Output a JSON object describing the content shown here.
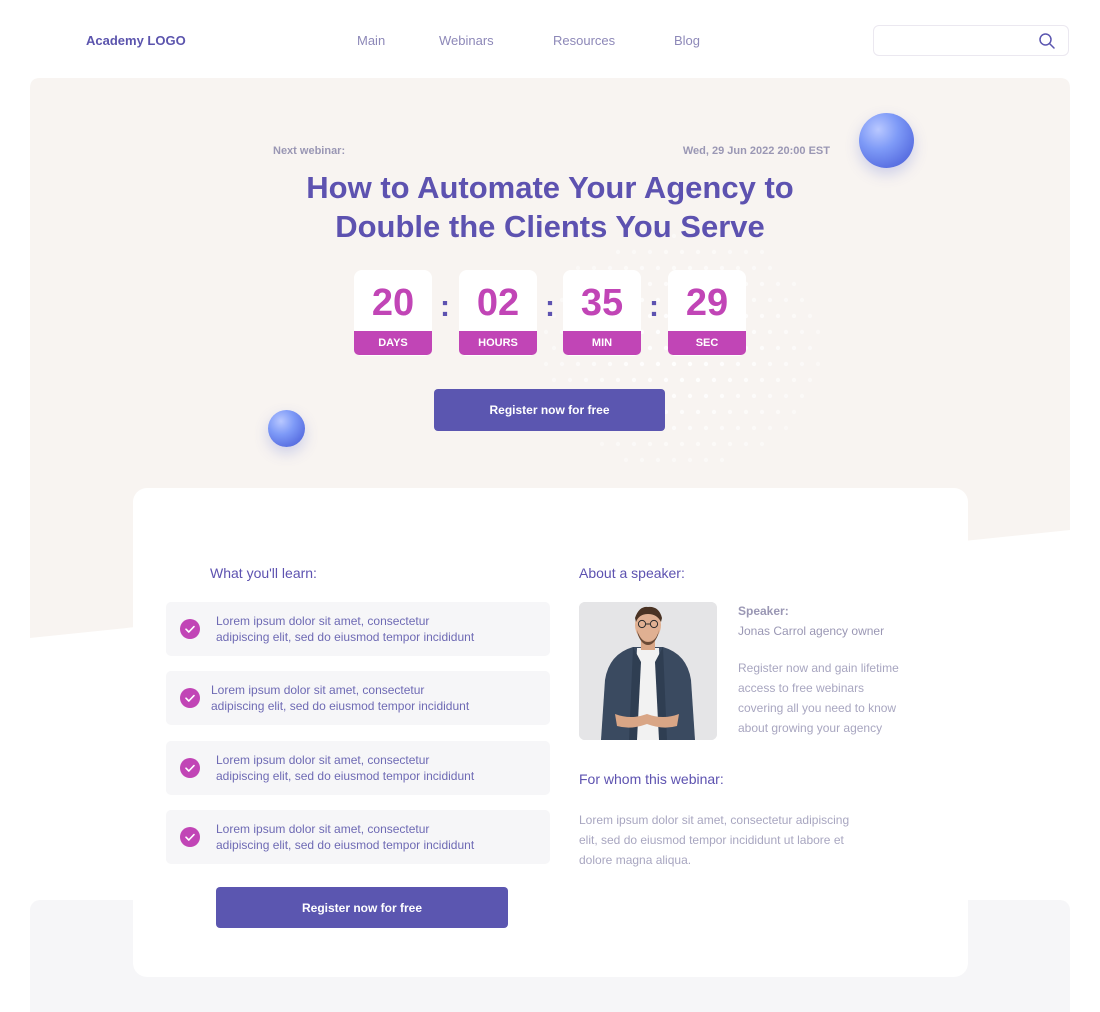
{
  "header": {
    "logo": "Academy LOGO",
    "nav": [
      "Main",
      "Webinars",
      "Resources",
      "Blog"
    ],
    "search_placeholder": ""
  },
  "hero": {
    "next_label": "Next webinar:",
    "date": "Wed, 29 Jun 2022 20:00 EST",
    "title_line1": "How to Automate Your Agency to",
    "title_line2": "Double the Clients You Serve",
    "countdown": [
      {
        "value": "20",
        "label": "DAYS"
      },
      {
        "value": "02",
        "label": "HOURS"
      },
      {
        "value": "35",
        "label": "MIN"
      },
      {
        "value": "29",
        "label": "SEC"
      }
    ],
    "separator": ":",
    "register_label": "Register now for free"
  },
  "learn": {
    "title": "What you'll learn:",
    "items": [
      {
        "line1": "Lorem ipsum dolor sit amet, consectetur",
        "line2": "adipiscing elit, sed do eiusmod tempor incididunt"
      },
      {
        "line1": "Lorem ipsum dolor sit amet, consectetur",
        "line2": "adipiscing elit, sed do eiusmod tempor incididunt"
      },
      {
        "line1": "Lorem ipsum dolor sit amet, consectetur",
        "line2": "adipiscing elit, sed do eiusmod tempor incididunt"
      },
      {
        "line1": "Lorem ipsum dolor sit amet, consectetur",
        "line2": "adipiscing elit, sed do eiusmod tempor incididunt"
      }
    ],
    "register_label": "Register now for free"
  },
  "speaker": {
    "title": "About a speaker:",
    "label": "Speaker:",
    "name": "Jonas Carrol agency owner",
    "desc_lines": [
      "Register now and gain lifetime",
      "access to free webinars",
      "covering all you need to know",
      "about growing your agency"
    ]
  },
  "whom": {
    "title": "For whom this webinar:",
    "lines": [
      "Lorem ipsum dolor sit amet, consectetur adipiscing",
      "elit, sed do eiusmod tempor incididunt ut labore et",
      "dolore magna aliqua."
    ]
  },
  "colors": {
    "accent": "#5b56b0",
    "magenta": "#c145b6",
    "hero_bg": "#f8f4f1"
  },
  "icons": [
    "search-icon",
    "check-icon",
    "sphere-decoration",
    "dots-pattern"
  ]
}
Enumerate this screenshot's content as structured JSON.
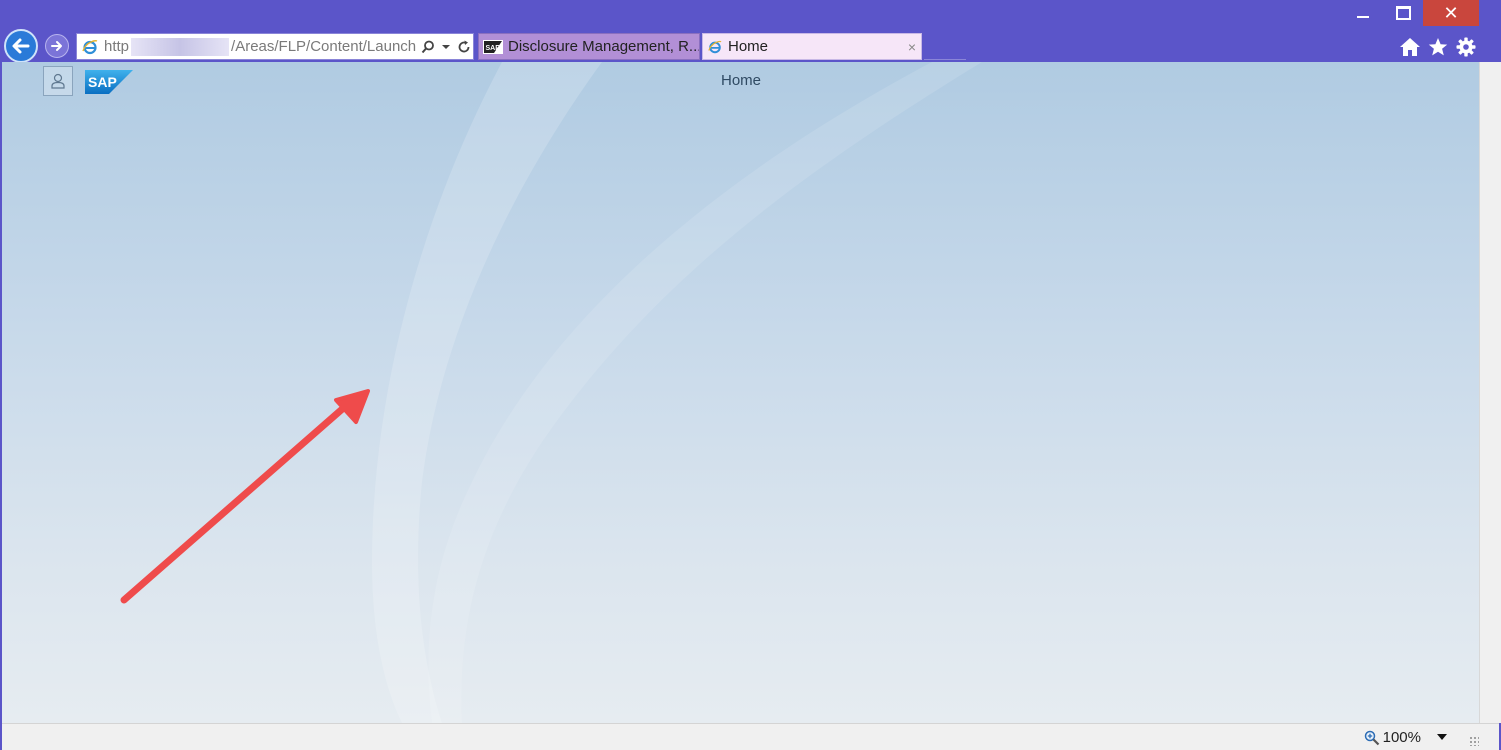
{
  "browser": {
    "address": {
      "url_start": "http",
      "url_end": "/Areas/FLP/Content/Launch"
    },
    "tabs": [
      {
        "label": "Disclosure Management, R...",
        "favicon": "sap-favicon",
        "active": false
      },
      {
        "label": "Home",
        "favicon": "ie-favicon",
        "active": true,
        "close": "×"
      }
    ],
    "window_controls": {
      "close": "✕"
    },
    "tools": [
      "home-icon",
      "star-icon",
      "gear-icon"
    ],
    "zoom": "100%"
  },
  "shell": {
    "logo": "SAP",
    "title": "Home",
    "user_icon": "user-icon"
  },
  "colors": {
    "chrome": "#5b55c9",
    "active_tab": "#f6e6f8",
    "inactive_tab": "#b28fd6",
    "sap_blue": "#1a8fd6",
    "arrow": "#ef4b4b",
    "close_button": "#c9463d"
  }
}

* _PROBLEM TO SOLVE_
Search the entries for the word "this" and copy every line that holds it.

* _PROBLEM SOLUTION_
    "title": "For whom this webinar:",
Enumerate this screenshot's content as structured JSON.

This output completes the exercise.